Are you confident you have enough money to buy food for yourself and your family this month? If the answer is no, you’re not alone. It’s estimated that in the U.S. more than 43 million people live in food-insecure homes. Joey O’Loughlin, a Brooklyn-based photojournalist, spent nearly three years working for Food Bank for New York City, a non-profit hunger relief organization, photographing food pantries all over the city, their staffs, and the clients who depend on their services. Her photos of people waiting hours to receive a bag of groceries are reminiscent of photos of bread lines in the 1930s, but the scenes are repeated daily in community centers, schools and houses of worship around the city. A selection of her images and video interviews are now on view at the Brooklyn Historical Society in a show titled “Hidden in Plain Sight: Portraits of Hunger in NYC.” She says she hopes that the exhibition prompts visitors to ask, “What would you do if you couldn’t feed your family?”

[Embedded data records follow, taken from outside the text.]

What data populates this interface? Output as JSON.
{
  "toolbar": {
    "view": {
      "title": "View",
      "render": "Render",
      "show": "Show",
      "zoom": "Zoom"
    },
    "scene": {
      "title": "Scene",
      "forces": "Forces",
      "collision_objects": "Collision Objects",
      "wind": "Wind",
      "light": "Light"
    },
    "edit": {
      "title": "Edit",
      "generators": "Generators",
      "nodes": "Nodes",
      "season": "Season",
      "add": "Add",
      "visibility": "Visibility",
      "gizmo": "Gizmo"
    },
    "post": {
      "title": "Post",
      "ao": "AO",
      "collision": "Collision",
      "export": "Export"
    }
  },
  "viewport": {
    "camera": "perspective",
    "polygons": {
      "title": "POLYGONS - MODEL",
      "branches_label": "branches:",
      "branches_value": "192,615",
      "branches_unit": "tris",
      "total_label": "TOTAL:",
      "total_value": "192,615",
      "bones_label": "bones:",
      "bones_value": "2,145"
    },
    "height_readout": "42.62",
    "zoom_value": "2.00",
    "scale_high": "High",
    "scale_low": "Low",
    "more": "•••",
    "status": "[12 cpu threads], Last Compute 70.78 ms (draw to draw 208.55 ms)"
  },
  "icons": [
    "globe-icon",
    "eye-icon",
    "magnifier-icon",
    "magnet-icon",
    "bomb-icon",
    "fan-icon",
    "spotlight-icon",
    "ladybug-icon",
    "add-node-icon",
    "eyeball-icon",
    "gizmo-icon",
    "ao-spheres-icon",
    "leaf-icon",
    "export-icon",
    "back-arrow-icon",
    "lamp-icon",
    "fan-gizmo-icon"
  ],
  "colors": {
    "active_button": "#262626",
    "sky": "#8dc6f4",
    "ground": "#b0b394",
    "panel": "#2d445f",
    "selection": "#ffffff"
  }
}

Several of the clients O’Loughlin met at food pantries invited her home, and she shows how they combine food pantry supplies with their own grocery purchases to make meals for their families. Caught between diminishing wages and the rising cost of living in New York City, many of O’Loughlin’s subjects count on food banks and feeding programs to make ends meet. Her images and extensive captions explain how much work is required to take advantage of food services. One sleepy four-year-old boy travels with his family every Saturday on a four-mile round trip to visit two food pantries in Queens. O’Loughlin writes, “They stand in line because things haven’t turned out as they planned, and a bag of food from a pantry is a soft spot in a hard time.” A small room of the exhibition includes video stations where visitors can listen to the clients tell their stories in their own words.
O’Loughlin has shot assignments for several social service organizations, both in the U.S. and abroad, and worked as a writer and producer. She has documented families who visit the Brooklyn Autism Center, and worked for the Brooklyn Public Library, documenting its readers and visitors for an exhibition she produced titled “Where the Books Go.” That exhibition caught the attention of Food Bank for NYC, who wanted O’Loughlin to do a similar project about food pantries. Her archive of images grew, and formed the basis for the exhibition at the Brooklyn Historical Society. About “Hidden in Plain Sight,” O’Loughlin says, “The photos in this exhibit are meant to foster connections between the people standing on the lines and the people who walk by them, unaware.” To support that effort, Brooklyn Historical Society is organizing public programming and panels on poverty and hunger while the exhibition is on display throughout the coming election year.